Deciding how to isolate yourself, your project or family is a lot like choosing a lifeboat. Any ocean vessel must isolate the people and goods on board from waves and weather, so the boat you’re on is generally crucial for your quality of life and your very survival. The size, equipment, traveling companions and itinerary all demand careful consideration before you think about getting on board.
A smaller boat can be more maneuverable, better equipped to clear reefs and shoals, and less likely to have aggressive or unfriendly people aboard since there are fewer of them. A large ship can be more stable in heavy seas and far better equipped for comfort and safety and will often have a larger, more qualified crew. These are generalities, however, and every journey will deliver surprises. It’s great to prepare, when possible, but the fact is, we can’t always choose the vessel, as it may be chosen for us without any consultation.
Big life boats are a mixed bag
The planet Earth is a good example. We were born here, so our options are limited. There is much to be said for it, in that it is well equipped to isolate us from the harsh vacuum and radiation of space, and it is stocked with food, shelter and a long list of entertaining things to do. On the other hand, who chooses to board a ship knowing that it is loaded with passengers unable to agree about who booked what cabin, who eats in what dining room and who is the Captain.
Worse still, there are 195 captains who can’t agree on how to set the thermostat, much less on navigation. And don’t get me started about the number of passengers and crew with serious communicable diseases. What a mess!
Since we have no better options than Earth, lets consider what we can actually change, when isolation is a choice.
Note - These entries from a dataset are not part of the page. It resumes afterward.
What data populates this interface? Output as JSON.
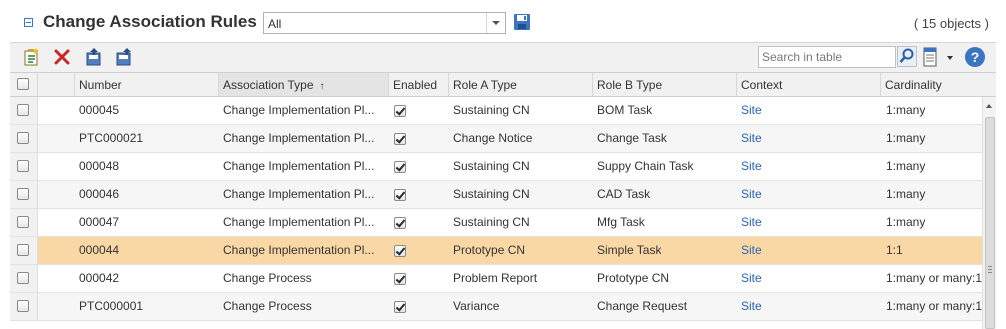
{
  "header": {
    "title": "Change Association Rules",
    "view_select": "All",
    "object_count": "( 15 objects )"
  },
  "toolbar": {
    "buttons": [
      "new-rule-icon",
      "delete-icon",
      "export-icon",
      "import-icon"
    ],
    "search_placeholder": "Search in table"
  },
  "table": {
    "columns": [
      "Number",
      "Association Type",
      "Enabled",
      "Role A Type",
      "Role B Type",
      "Context",
      "Cardinality"
    ],
    "sort_indicator": "↑",
    "rows": [
      {
        "number": "000045",
        "association_type": "Change Implementation Pl...",
        "enabled": true,
        "role_a": "Sustaining CN",
        "role_b": "BOM Task",
        "context": "Site",
        "cardinality": "1:many"
      },
      {
        "number": "PTC000021",
        "association_type": "Change Implementation Pl...",
        "enabled": true,
        "role_a": "Change Notice",
        "role_b": "Change Task",
        "context": "Site",
        "cardinality": "1:many"
      },
      {
        "number": "000048",
        "association_type": "Change Implementation Pl...",
        "enabled": true,
        "role_a": "Sustaining CN",
        "role_b": "Suppy Chain Task",
        "context": "Site",
        "cardinality": "1:many"
      },
      {
        "number": "000046",
        "association_type": "Change Implementation Pl...",
        "enabled": true,
        "role_a": "Sustaining CN",
        "role_b": "CAD Task",
        "context": "Site",
        "cardinality": "1:many"
      },
      {
        "number": "000047",
        "association_type": "Change Implementation Pl...",
        "enabled": true,
        "role_a": "Sustaining CN",
        "role_b": "Mfg Task",
        "context": "Site",
        "cardinality": "1:many"
      },
      {
        "number": "000044",
        "association_type": "Change Implementation Pl...",
        "enabled": true,
        "role_a": "Prototype CN",
        "role_b": "Simple Task",
        "context": "Site",
        "cardinality": "1:1"
      },
      {
        "number": "000042",
        "association_type": "Change Process",
        "enabled": true,
        "role_a": "Problem Report",
        "role_b": "Prototype CN",
        "context": "Site",
        "cardinality": "1:many or many:1"
      },
      {
        "number": "PTC000001",
        "association_type": "Change Process",
        "enabled": true,
        "role_a": "Variance",
        "role_b": "Change Request",
        "context": "Site",
        "cardinality": "1:many or many:1"
      }
    ]
  },
  "colors": {
    "highlight_row": "#fad8a6",
    "link": "#2a64b2",
    "accent": "#3a78c3"
  }
}
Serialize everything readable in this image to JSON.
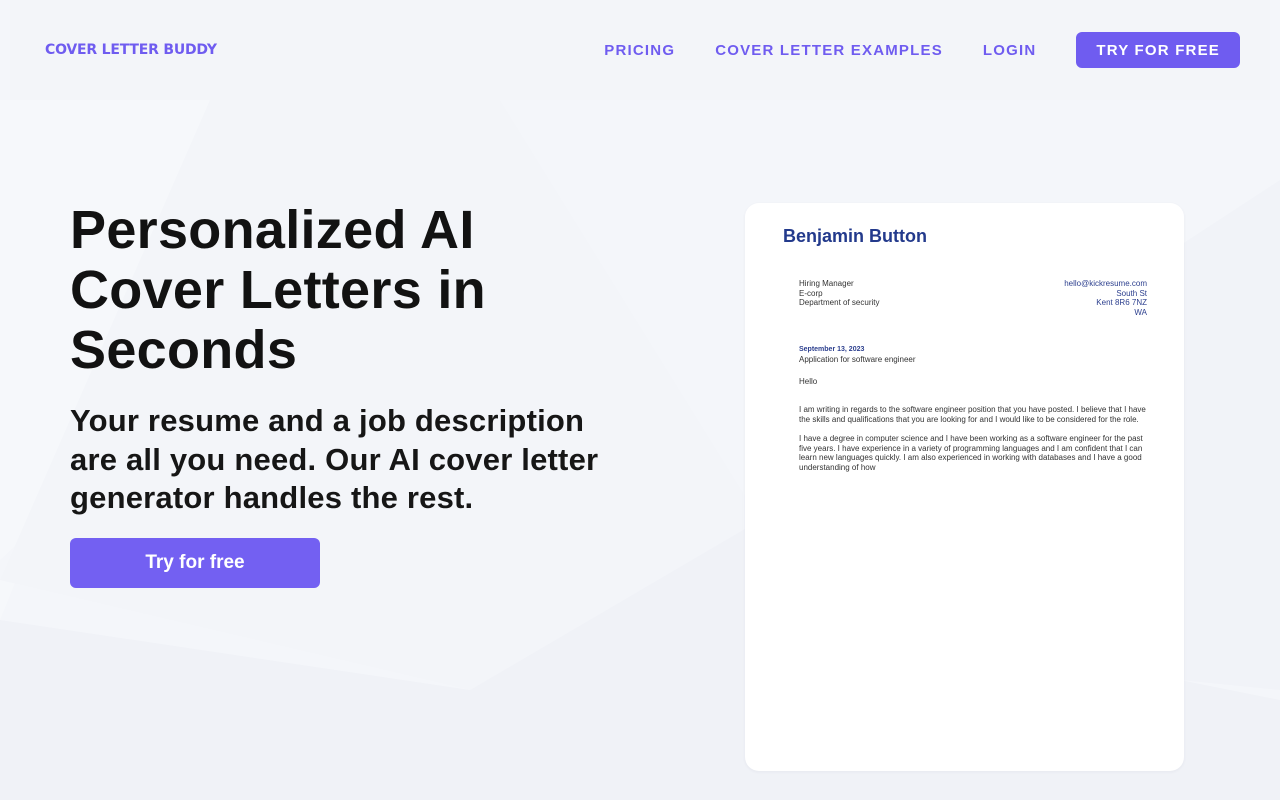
{
  "brand": {
    "logo": "COVER LETTER BUDDY",
    "accent": "#6f5cf0"
  },
  "nav": {
    "links": [
      "PRICING",
      "COVER LETTER EXAMPLES",
      "LOGIN"
    ],
    "cta": "TRY FOR FREE"
  },
  "hero": {
    "title": "Personalized AI Cover Letters in Seconds",
    "subtitle": "Your resume and a job description are all you need. Our AI cover letter generator handles the rest.",
    "button": "Try for free"
  },
  "letter": {
    "name": "Benjamin Button",
    "recipient": [
      "Hiring Manager",
      "E-corp",
      "Department of security"
    ],
    "sender": [
      "hello@kickresume.com",
      "South St",
      "Kent 8R6 7NZ",
      "WA"
    ],
    "date": "September 13, 2023",
    "subject": "Application for software engineer",
    "greeting": "Hello",
    "paragraphs": [
      "I am writing in regards to the software engineer position that you have posted. I believe that I have the skills and qualifications that you are looking for and I would like to be considered for the role.",
      "I have a degree in computer science and I have been working as a software engineer for the past five years. I have experience in a variety of programming languages and I am confident that I can learn new languages quickly. I am also experienced in working with databases and I have a good understanding of how"
    ]
  }
}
I mention life boats and our planet because they provide a great contrast between small isolation and isolation that is huge. This highlights the fact that when we “go big” in our isolation choices, there can be painful consequences to that choice. Of course to “micro-size” can be just as bad, as many boat refugees find out the hard way.
This is true in our homes and work, as well. While an extra large refrigerator or oven can come in handy at times, they require more frequent cleaning, more energy to operate and may require more expensive maintenance. That isn’t a good life choice for the couple that mostly eats out, or has small dinners for two.
These same issues are at play for the R/D or clinical laboratory that must decide on a cryogenic freezer, incubator or isolation glove box. If this equipment is right-sized, it can provide substantial returns in efficient, effective, quality results. If undersized, it may be a bottleneck that limits the quantity of work that can be done, or scope of business. If over-sized or over-specified, it may be more difficult to operate, less reliable and more costly to maintain, limiting speed, cost effectiveness and competitiveness of the business.
The bottom line is simple; whether in life or in business it is important to understand the demands of the trip we are to make, and choose a vehicle properly sized and equipped for that journey.
Editor, Fail-Safe Isolation
Photo by Eddy Boom on Unsplash